Jackson Denies Being Asked to Avoid Some States
The Rev. Jesse Jackson on Thursday denied reports that top aides to Democratic presidential nominee Michael S. Dukakis have asked Jackson not to campaign for the party’s presidential ticket in states where their polls show he would turn off more voters than he would attract.
“I know of no such poll, and I have seen no such list,” Jackson told reporters at a news conference here during a break in a summit meeting he called of his key supporters from across the country to discuss voter registration and turnout efforts for the fall presidential campaign.
Jackson acknowledged, however, that the Dukakis camp had given him a “recommended list of places to campaign.” But, he said, where he goes and what he says “always will be with our consent and our own agreement” and that he intends to campaign “in every state I can get to.”
The reports by several publications, including the New York Times, that Jackson had been asked to avoid certain states have added to the growing concern about the delicate relationship between Jackson and Dukakis.
A source close to Jackson confirmed the substance of the reports and said that the denials by Jackson and the Dukakis forces may be a matter of semantics that is symptomatic of a much deeper rift between the two camps.
“They still don’t understand dealing with him,” this Jackson associate said. “It’s almost as if they don’t hear the nuances. They’re still approaching it (the campaign) in the ‘handle-Jesse’ mentality . . . and not making him a real part of it.”
The source said that Jackson finds “utterly baffling” the Dukakis camp’s reliance on polling in every state for opinions of Jackson and their decision that he should avoid those states in which surveys show that he has “high negatives.” Those states reportedly included Alabama, Michigan, Mississippi, New York and Texas.
Aides Acknowledge Problem
Dukakis aides insisted Thursday that the whole argument about whether or not there ever was a “list” of states has been drastically overblown. But privately, they acknowledged that tensions between the Jackson and Dukakis camps were a continuing problem.
“You can’t deal with him,” said one Dukakis aide who has participated in many negotiations with Jackson. “There’s always something else” that Jackson demands, the aide said.

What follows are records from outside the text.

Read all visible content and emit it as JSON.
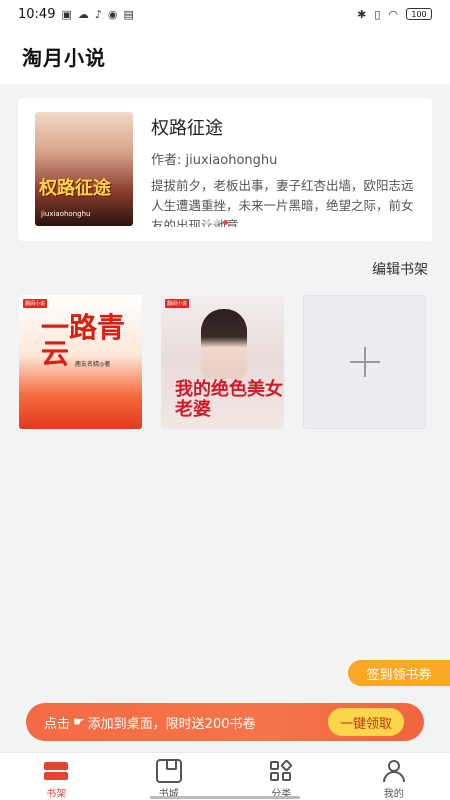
{
  "status_bar": {
    "time": "10:49",
    "battery": "100"
  },
  "app": {
    "title": "淘月小说"
  },
  "featured": {
    "cover_title": "权路征途",
    "cover_author": "jiuxiaohonghu",
    "title": "权路征途",
    "author": "作者: jiuxiaohonghu",
    "description": "提拔前夕，老板出事，妻子红杏出墙，欧阳志远人生遭遇重挫，未来一片黑暗，绝望之际，前女友的出现让他意..."
  },
  "shelf": {
    "edit_label": "编辑书架",
    "books": [
      {
        "cover_title": "一路青云",
        "cover_author": "鹿友名婧◎著",
        "brand": "翻阅小说"
      },
      {
        "cover_title": "我的绝色美女老婆",
        "brand": "翻阅小说"
      }
    ]
  },
  "checkin": {
    "label": "签到领书券"
  },
  "promo": {
    "text_before": "点击",
    "text_after": "添加到桌面，限时送200书卷",
    "button": "一键领取"
  },
  "tabs": [
    {
      "label": "书架",
      "icon": "bookshelf-icon",
      "active": true
    },
    {
      "label": "书城",
      "icon": "bookstore-icon",
      "active": false
    },
    {
      "label": "分类",
      "icon": "category-icon",
      "active": false
    },
    {
      "label": "我的",
      "icon": "profile-icon",
      "active": false
    }
  ],
  "colors": {
    "accent": "#e8432f",
    "promo": "#f46a45",
    "checkin": "#f9a825",
    "claim_button": "#fbd64a"
  }
}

At his news conference in a downtown Atlanta hotel, Jackson reiterated his support of the Democratic presidential ticket and said that “there’s nothing inconsistent with my work and the Democratic platform.”
He said that his campaign efforts will focus on family farmers, workers, unions, racial and ethnic minorities, women and college students--groups that he described as needing the Democratic Party.
“That is a winning coalition for the Democratic Party,” he said. “Our strength lies in those people who need to be Democrats, not with those who can afford to be Republicans.”
On another matter, Jackson and his top aides expressed concern about the integration of Jackson’s supporters with members of the Dukakis campaign in some states.
“In some places, it’s worked very well,” said Ron Brown, Jackson’s liaison to the Dukakis campaign, citing Colorado and New York as prime examples. “In other places, there hasn’t been integration of our people as fast as we would like it to be.”
Staff writers Karen Tumulty in New York and David Lauter with the Dukakis campaign in San Jose contributed to this story.